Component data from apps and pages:
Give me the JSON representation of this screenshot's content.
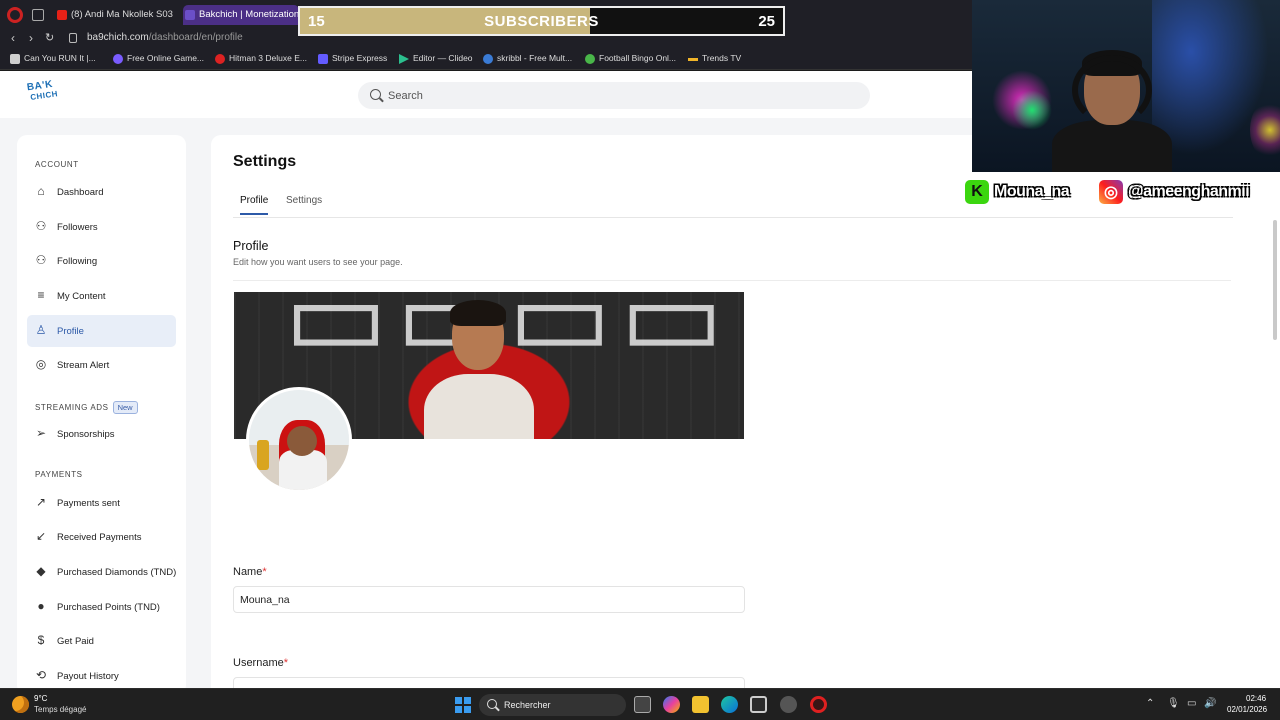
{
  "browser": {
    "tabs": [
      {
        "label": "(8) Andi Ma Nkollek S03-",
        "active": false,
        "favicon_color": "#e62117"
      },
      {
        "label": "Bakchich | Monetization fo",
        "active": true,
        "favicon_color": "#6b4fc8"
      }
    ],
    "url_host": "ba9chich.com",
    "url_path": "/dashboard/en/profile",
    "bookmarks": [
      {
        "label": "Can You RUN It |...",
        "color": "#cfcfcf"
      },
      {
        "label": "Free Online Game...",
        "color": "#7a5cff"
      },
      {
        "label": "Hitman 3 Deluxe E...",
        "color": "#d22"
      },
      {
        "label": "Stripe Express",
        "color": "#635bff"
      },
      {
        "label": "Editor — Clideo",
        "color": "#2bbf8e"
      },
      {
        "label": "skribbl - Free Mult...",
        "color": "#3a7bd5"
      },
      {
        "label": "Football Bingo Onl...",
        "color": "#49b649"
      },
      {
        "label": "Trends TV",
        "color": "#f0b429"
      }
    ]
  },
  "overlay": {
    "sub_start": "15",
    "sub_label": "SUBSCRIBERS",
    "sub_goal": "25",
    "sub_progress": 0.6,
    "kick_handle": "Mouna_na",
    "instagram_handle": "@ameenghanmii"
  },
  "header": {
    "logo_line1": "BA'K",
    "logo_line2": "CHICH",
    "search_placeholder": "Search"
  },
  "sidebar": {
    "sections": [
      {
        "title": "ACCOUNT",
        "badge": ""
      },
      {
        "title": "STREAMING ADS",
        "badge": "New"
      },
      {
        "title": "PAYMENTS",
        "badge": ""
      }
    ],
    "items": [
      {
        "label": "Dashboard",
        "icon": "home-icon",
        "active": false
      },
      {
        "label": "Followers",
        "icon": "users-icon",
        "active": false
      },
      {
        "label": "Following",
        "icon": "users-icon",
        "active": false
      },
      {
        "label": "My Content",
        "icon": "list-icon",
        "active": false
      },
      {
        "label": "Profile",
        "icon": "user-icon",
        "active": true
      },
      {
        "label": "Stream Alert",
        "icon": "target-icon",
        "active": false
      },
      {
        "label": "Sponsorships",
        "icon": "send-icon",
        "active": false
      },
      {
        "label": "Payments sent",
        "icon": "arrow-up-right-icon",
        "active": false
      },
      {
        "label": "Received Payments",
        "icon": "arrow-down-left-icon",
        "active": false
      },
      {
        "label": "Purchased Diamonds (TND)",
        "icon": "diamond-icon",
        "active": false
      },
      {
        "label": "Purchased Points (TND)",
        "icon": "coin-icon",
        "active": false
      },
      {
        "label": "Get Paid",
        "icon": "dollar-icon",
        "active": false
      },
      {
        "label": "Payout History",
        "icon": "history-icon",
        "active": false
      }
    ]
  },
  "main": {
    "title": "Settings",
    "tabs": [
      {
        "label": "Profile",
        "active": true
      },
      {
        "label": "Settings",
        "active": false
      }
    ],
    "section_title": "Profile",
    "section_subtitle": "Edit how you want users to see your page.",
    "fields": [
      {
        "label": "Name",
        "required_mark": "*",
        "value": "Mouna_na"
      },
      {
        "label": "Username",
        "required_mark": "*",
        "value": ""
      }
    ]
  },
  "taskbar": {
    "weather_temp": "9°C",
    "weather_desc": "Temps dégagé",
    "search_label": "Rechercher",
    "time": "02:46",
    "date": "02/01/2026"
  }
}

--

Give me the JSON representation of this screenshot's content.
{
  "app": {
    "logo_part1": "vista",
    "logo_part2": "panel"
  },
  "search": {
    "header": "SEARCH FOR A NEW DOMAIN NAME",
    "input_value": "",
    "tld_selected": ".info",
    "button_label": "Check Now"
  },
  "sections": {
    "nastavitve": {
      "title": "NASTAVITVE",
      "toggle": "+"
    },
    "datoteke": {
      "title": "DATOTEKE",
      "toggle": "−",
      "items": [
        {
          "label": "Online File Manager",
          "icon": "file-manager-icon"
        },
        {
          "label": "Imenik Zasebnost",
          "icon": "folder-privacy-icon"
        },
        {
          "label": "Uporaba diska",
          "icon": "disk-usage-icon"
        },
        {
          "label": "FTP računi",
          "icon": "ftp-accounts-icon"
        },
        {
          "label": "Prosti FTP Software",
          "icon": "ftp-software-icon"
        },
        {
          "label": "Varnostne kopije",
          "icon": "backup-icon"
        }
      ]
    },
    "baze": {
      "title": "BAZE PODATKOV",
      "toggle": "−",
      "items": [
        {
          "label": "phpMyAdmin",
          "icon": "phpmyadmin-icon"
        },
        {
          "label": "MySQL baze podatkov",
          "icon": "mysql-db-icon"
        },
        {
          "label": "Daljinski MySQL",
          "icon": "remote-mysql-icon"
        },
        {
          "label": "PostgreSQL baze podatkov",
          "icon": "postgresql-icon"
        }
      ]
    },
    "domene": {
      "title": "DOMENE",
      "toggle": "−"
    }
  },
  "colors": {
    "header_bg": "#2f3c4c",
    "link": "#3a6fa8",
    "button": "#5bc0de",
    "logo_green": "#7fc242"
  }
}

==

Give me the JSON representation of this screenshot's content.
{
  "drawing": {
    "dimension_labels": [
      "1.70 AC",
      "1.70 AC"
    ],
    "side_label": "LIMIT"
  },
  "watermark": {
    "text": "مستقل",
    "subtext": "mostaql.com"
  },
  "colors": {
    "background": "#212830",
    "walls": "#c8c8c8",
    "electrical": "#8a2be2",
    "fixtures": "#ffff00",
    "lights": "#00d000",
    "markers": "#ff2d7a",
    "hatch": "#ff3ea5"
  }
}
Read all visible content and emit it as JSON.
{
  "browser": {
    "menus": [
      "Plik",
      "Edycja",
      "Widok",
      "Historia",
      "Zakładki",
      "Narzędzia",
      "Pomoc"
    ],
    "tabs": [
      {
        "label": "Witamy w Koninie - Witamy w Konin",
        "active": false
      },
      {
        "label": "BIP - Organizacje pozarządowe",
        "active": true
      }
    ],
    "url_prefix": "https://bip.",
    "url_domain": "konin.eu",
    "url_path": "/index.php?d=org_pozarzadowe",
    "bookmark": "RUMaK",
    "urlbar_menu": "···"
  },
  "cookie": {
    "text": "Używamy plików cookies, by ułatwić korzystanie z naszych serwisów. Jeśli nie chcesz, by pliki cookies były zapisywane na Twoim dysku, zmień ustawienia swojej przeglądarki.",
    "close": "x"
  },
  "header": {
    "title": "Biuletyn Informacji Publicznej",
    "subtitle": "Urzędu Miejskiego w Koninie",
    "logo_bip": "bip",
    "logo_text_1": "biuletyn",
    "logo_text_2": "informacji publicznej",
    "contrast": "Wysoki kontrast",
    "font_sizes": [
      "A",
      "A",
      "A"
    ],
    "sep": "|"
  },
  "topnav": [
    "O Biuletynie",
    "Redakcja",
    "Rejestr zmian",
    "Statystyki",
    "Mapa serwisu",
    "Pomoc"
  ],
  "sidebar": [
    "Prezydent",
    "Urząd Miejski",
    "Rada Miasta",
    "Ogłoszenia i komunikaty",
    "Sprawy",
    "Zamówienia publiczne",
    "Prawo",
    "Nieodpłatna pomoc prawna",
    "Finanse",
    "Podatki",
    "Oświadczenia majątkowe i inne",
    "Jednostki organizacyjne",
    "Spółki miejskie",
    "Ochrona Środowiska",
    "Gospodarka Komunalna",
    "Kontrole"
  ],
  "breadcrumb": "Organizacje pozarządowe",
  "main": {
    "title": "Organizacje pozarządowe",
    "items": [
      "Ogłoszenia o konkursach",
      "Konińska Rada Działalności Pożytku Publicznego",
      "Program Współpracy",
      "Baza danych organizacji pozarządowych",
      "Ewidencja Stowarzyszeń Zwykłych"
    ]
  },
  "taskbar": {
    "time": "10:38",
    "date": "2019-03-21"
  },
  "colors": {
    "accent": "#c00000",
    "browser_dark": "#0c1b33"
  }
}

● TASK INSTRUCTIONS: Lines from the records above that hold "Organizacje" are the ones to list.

● RESULT:
        "label": "BIP - Organizacje pozarządowe",
  "breadcrumb": "Organizacje pozarządowe",
    "title": "Organizacje pozarządowe",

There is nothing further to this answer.